The group visits a succession of houses where they are told there’s no room at each of the homes, with the exception of the final one of the evening. That house hosts a party that includes a Piñata for the kids and an array of traditional foods including, tacos, sweet breads, Mexican hot chocolate, and churros. This recipe for Mexican Hot Chocolate Cookies, made with natural Jalapeño Flavor for a touch of heat, is perfectly suited for your own Las Posadas celebration.
South African Summer Holiday
Located in the southern hemisphere, South Africa is enjoying summer at this time. The warmer weather makes Christmas Day the perfect opportunity for a picnic. As South Africa was a former British colony, many holiday traditions are shared with the UK, like singing Christmas carols, making a Christmas pudding and baking “biscuits” (what we in the US call cookies).
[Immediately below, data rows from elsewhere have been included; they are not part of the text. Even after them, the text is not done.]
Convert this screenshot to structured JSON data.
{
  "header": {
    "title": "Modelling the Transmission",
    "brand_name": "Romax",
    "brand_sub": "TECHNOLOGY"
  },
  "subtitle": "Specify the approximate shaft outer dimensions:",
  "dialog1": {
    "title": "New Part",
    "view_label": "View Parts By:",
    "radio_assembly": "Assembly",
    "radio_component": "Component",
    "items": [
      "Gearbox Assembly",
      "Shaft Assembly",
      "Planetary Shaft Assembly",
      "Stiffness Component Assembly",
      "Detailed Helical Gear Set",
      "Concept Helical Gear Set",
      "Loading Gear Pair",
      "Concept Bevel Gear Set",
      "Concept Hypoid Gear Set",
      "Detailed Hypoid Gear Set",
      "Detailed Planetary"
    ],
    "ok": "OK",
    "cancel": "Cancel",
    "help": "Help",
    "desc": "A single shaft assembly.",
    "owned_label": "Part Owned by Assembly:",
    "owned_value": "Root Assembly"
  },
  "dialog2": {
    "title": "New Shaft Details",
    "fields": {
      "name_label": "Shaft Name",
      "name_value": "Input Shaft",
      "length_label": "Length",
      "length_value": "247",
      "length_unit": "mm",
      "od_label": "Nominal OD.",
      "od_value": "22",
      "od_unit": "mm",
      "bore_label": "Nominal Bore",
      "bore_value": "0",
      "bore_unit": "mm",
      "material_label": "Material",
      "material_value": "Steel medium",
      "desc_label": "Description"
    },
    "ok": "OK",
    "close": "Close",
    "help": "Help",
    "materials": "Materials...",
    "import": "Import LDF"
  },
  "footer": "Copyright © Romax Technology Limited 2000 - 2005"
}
Soetkoekies are an excellent holiday biscuit that will pack up perfectly in your picnic basket. These sweet crispy cookies are Dutch-influenced and are traditionally made with ground spices and sweet wine.
Tip: Try using Cookie Butter Bakery Emulsion in place of the dried spices. The flavor profile is a luscious combination of cinnamon, ginger, allspice, and cloves that will be perfect in this recipe.
Chinese New Year
Even after January 1st, there is still more celebrating to do. Chinese New Year lasts 15 days and includes family reunions, dragon dances, fireworks, and you guessed it, more food. In Korea, a favorite Chinese New Year treat is Kkwabaegi which starts with a basic yeast dough that is twisted and fried.
Tip: Adding 1 tsp. of Cinnamon Spice Bakery Emulsion to the dough will give an extra kick of cinnamon flavor to these Korean twisted doughnut.
Whichever holiday you celebrate, and whatever goodies grace your table, everyone here at LorAnn Oils wishes you a safe and happy holiday season and best wishes for an incredible New Year. Cheers!
The World Book Encyclopedia, “Christmas Around the World,” 533.
The World Book Encyclopedia, Commemorative Edition., “Christmas Around the World.” Chicago: World Book, 2017.
Gode Cookery.com “A Brief History of Springerle”. http://www.godecookery.com/cookies/history.html
Shoyer, Paula. “The Holiday Kosher Baker.” Canada: Sterling Publishing. 2013. 66-67
The Spruce.com. “Seven Russian Christmas and New Year Traditions to Share with your Children.” https://www.thespruce.com/russian-christmas-and-new-year-traditions-27278
Little Passports.com “Mexican Christmas Traditions: Las Posadas”. https://www.littlepassports.com/blog/world-holidays/mexican-christmas-tradition/
Why Christmas.com. “Christmas in South Africa.” https://www.whychristmas.com/cultures/south_africa.shtml